Dataset rows describing interfaces
_ _ _ _ _
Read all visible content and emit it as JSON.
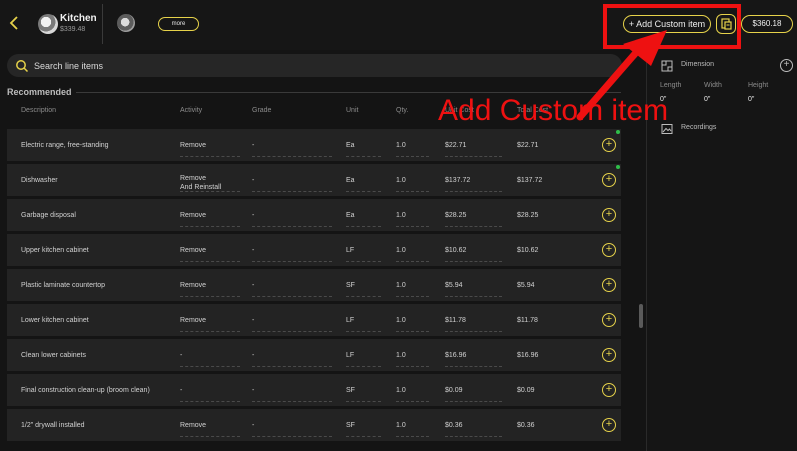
{
  "header": {
    "room_name": "Kitchen",
    "room_total": "$339.48",
    "more_label": "more",
    "add_custom_label": "+ Add Custom item",
    "estimate_total": "$360.18"
  },
  "search": {
    "placeholder": "Search line items"
  },
  "section": {
    "title": "Recommended"
  },
  "columns": [
    "Description",
    "Activity",
    "Grade",
    "Unit",
    "Qty.",
    "Unit Cost",
    "Total Cost"
  ],
  "rows": [
    {
      "description": "Electric range, free-standing",
      "activity": "Remove",
      "grade": "-",
      "unit": "Ea",
      "qty": "1.0",
      "unit_cost": "$22.71",
      "total_cost": "$22.71",
      "added": true
    },
    {
      "description": "Dishwasher",
      "activity": "Remove\nAnd Reinstall",
      "grade": "-",
      "unit": "Ea",
      "qty": "1.0",
      "unit_cost": "$137.72",
      "total_cost": "$137.72",
      "added": true
    },
    {
      "description": "Garbage disposal",
      "activity": "Remove",
      "grade": "-",
      "unit": "Ea",
      "qty": "1.0",
      "unit_cost": "$28.25",
      "total_cost": "$28.25",
      "added": false
    },
    {
      "description": "Upper kitchen cabinet",
      "activity": "Remove",
      "grade": "-",
      "unit": "LF",
      "qty": "1.0",
      "unit_cost": "$10.62",
      "total_cost": "$10.62",
      "added": false
    },
    {
      "description": "Plastic laminate countertop",
      "activity": "Remove",
      "grade": "-",
      "unit": "SF",
      "qty": "1.0",
      "unit_cost": "$5.94",
      "total_cost": "$5.94",
      "added": false
    },
    {
      "description": "Lower kitchen cabinet",
      "activity": "Remove",
      "grade": "-",
      "unit": "LF",
      "qty": "1.0",
      "unit_cost": "$11.78",
      "total_cost": "$11.78",
      "added": false
    },
    {
      "description": "Clean lower cabinets",
      "activity": "-",
      "grade": "-",
      "unit": "LF",
      "qty": "1.0",
      "unit_cost": "$16.96",
      "total_cost": "$16.96",
      "added": false
    },
    {
      "description": "Final construction clean-up (broom clean)",
      "activity": "-",
      "grade": "-",
      "unit": "SF",
      "qty": "1.0",
      "unit_cost": "$0.09",
      "total_cost": "$0.09",
      "added": false
    },
    {
      "description": "1/2\" drywall installed",
      "activity": "Remove",
      "grade": "-",
      "unit": "SF",
      "qty": "1.0",
      "unit_cost": "$0.36",
      "total_cost": "$0.36",
      "added": false
    }
  ],
  "panel": {
    "dimension_title": "Dimension",
    "length_label": "Length",
    "length_value": "0\"",
    "width_label": "Width",
    "width_value": "0\"",
    "height_label": "Height",
    "height_value": "0\"",
    "recordings_title": "Recordings"
  },
  "annotation": {
    "text": "Add Custom item",
    "color": "#ee1111"
  },
  "colors": {
    "accent": "#e6d24a",
    "row_bg": "#232323",
    "status_dot": "#2fbf4a"
  }
}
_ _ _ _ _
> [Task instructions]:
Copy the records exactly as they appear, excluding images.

> [Response area]:
Read all visible content and emit it as JSON.
{
  "header": {
    "room_name": "Kitchen",
    "room_total": "$339.48",
    "more_label": "more",
    "add_custom_label": "+ Add Custom item",
    "estimate_total": "$360.18"
  },
  "search": {
    "placeholder": "Search line items"
  },
  "section": {
    "title": "Recommended"
  },
  "columns": [
    "Description",
    "Activity",
    "Grade",
    "Unit",
    "Qty.",
    "Unit Cost",
    "Total Cost"
  ],
  "rows": [
    {
      "description": "Electric range, free-standing",
      "activity": "Remove",
      "grade": "-",
      "unit": "Ea",
      "qty": "1.0",
      "unit_cost": "$22.71",
      "total_cost": "$22.71",
      "added": true
    },
    {
      "description": "Dishwasher",
      "activity": "Remove\nAnd Reinstall",
      "grade": "-",
      "unit": "Ea",
      "qty": "1.0",
      "unit_cost": "$137.72",
      "total_cost": "$137.72",
      "added": true
    },
    {
      "description": "Garbage disposal",
      "activity": "Remove",
      "grade": "-",
      "unit": "Ea",
      "qty": "1.0",
      "unit_cost": "$28.25",
      "total_cost": "$28.25",
      "added": false
    },
    {
      "description": "Upper kitchen cabinet",
      "activity": "Remove",
      "grade": "-",
      "unit": "LF",
      "qty": "1.0",
      "unit_cost": "$10.62",
      "total_cost": "$10.62",
      "added": false
    },
    {
      "description": "Plastic laminate countertop",
      "activity": "Remove",
      "grade": "-",
      "unit": "SF",
      "qty": "1.0",
      "unit_cost": "$5.94",
      "total_cost": "$5.94",
      "added": false
    },
    {
      "description": "Lower kitchen cabinet",
      "activity": "Remove",
      "grade": "-",
      "unit": "LF",
      "qty": "1.0",
      "unit_cost": "$11.78",
      "total_cost": "$11.78",
      "added": false
    },
    {
      "description": "Clean lower cabinets",
      "activity": "-",
      "grade": "-",
      "unit": "LF",
      "qty": "1.0",
      "unit_cost": "$16.96",
      "total_cost": "$16.96",
      "added": false
    },
    {
      "description": "Final construction clean-up (broom clean)",
      "activity": "-",
      "grade": "-",
      "unit": "SF",
      "qty": "1.0",
      "unit_cost": "$0.09",
      "total_cost": "$0.09",
      "added": false
    },
    {
      "description": "1/2\" drywall installed",
      "activity": "Remove",
      "grade": "-",
      "unit": "SF",
      "qty": "1.0",
      "unit_cost": "$0.36",
      "total_cost": "$0.36",
      "added": false
    }
  ],
  "panel": {
    "dimension_title": "Dimension",
    "length_label": "Length",
    "length_value": "0\"",
    "width_label": "Width",
    "width_value": "0\"",
    "height_label": "Height",
    "height_value": "0\"",
    "recordings_title": "Recordings"
  },
  "annotation": {
    "text": "Add Custom item",
    "color": "#ee1111"
  },
  "colors": {
    "accent": "#e6d24a",
    "row_bg": "#232323",
    "status_dot": "#2fbf4a"
  }
}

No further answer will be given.